======== Material to process ========

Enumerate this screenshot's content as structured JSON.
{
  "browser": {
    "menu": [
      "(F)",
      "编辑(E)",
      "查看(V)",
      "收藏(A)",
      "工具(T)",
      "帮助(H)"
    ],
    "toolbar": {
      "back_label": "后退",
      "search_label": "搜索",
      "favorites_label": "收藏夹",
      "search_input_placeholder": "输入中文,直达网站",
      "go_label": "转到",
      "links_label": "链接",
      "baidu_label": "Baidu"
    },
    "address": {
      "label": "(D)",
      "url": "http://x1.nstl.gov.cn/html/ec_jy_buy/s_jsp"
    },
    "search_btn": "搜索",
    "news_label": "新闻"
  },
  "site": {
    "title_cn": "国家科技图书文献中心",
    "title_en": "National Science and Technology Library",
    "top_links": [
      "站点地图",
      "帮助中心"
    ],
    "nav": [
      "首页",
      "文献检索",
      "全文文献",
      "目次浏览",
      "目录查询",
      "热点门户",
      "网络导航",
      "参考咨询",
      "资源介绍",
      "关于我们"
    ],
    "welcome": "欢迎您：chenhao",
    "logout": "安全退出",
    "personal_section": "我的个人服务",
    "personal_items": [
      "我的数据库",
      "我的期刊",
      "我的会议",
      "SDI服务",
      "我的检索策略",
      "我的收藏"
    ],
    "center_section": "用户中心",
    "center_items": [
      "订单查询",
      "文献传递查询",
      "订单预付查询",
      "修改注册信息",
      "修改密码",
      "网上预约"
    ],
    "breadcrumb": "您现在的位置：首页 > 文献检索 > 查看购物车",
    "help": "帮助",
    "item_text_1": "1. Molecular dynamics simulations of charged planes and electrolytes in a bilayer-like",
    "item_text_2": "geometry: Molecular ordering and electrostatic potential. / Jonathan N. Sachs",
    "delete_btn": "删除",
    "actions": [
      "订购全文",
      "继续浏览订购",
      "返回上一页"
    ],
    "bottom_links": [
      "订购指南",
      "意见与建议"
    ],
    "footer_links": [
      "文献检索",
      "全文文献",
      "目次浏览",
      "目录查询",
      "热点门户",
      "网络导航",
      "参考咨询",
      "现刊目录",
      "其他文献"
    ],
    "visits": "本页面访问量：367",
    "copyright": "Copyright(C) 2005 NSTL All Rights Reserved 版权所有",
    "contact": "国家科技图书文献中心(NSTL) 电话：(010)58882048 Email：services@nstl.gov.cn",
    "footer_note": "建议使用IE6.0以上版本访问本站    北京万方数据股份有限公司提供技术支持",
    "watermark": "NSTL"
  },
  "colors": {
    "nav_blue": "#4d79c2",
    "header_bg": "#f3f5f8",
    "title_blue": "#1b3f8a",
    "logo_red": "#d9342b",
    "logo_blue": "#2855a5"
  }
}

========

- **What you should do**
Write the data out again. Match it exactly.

- **Problem solution**
Enumerate this screenshot's content as structured JSON.
{
  "browser": {
    "menu": [
      "(F)",
      "编辑(E)",
      "查看(V)",
      "收藏(A)",
      "工具(T)",
      "帮助(H)"
    ],
    "toolbar": {
      "back_label": "后退",
      "search_label": "搜索",
      "favorites_label": "收藏夹",
      "search_input_placeholder": "输入中文,直达网站",
      "go_label": "转到",
      "links_label": "链接",
      "baidu_label": "Baidu"
    },
    "address": {
      "label": "(D)",
      "url": "http://x1.nstl.gov.cn/html/ec_jy_buy/s_jsp"
    },
    "search_btn": "搜索",
    "news_label": "新闻"
  },
  "site": {
    "title_cn": "国家科技图书文献中心",
    "title_en": "National Science and Technology Library",
    "top_links": [
      "站点地图",
      "帮助中心"
    ],
    "nav": [
      "首页",
      "文献检索",
      "全文文献",
      "目次浏览",
      "目录查询",
      "热点门户",
      "网络导航",
      "参考咨询",
      "资源介绍",
      "关于我们"
    ],
    "welcome": "欢迎您：chenhao",
    "logout": "安全退出",
    "personal_section": "我的个人服务",
    "personal_items": [
      "我的数据库",
      "我的期刊",
      "我的会议",
      "SDI服务",
      "我的检索策略",
      "我的收藏"
    ],
    "center_section": "用户中心",
    "center_items": [
      "订单查询",
      "文献传递查询",
      "订单预付查询",
      "修改注册信息",
      "修改密码",
      "网上预约"
    ],
    "breadcrumb": "您现在的位置：首页 > 文献检索 > 查看购物车",
    "help": "帮助",
    "item_text_1": "1. Molecular dynamics simulations of charged planes and electrolytes in a bilayer-like",
    "item_text_2": "geometry: Molecular ordering and electrostatic potential. / Jonathan N. Sachs",
    "delete_btn": "删除",
    "actions": [
      "订购全文",
      "继续浏览订购",
      "返回上一页"
    ],
    "bottom_links": [
      "订购指南",
      "意见与建议"
    ],
    "footer_links": [
      "文献检索",
      "全文文献",
      "目次浏览",
      "目录查询",
      "热点门户",
      "网络导航",
      "参考咨询",
      "现刊目录",
      "其他文献"
    ],
    "visits": "本页面访问量：367",
    "copyright": "Copyright(C) 2005 NSTL All Rights Reserved 版权所有",
    "contact": "国家科技图书文献中心(NSTL) 电话：(010)58882048 Email：services@nstl.gov.cn",
    "footer_note": "建议使用IE6.0以上版本访问本站    北京万方数据股份有限公司提供技术支持",
    "watermark": "NSTL"
  },
  "colors": {
    "nav_blue": "#4d79c2",
    "header_bg": "#f3f5f8",
    "title_blue": "#1b3f8a",
    "logo_red": "#d9342b",
    "logo_blue": "#2855a5"
  }
}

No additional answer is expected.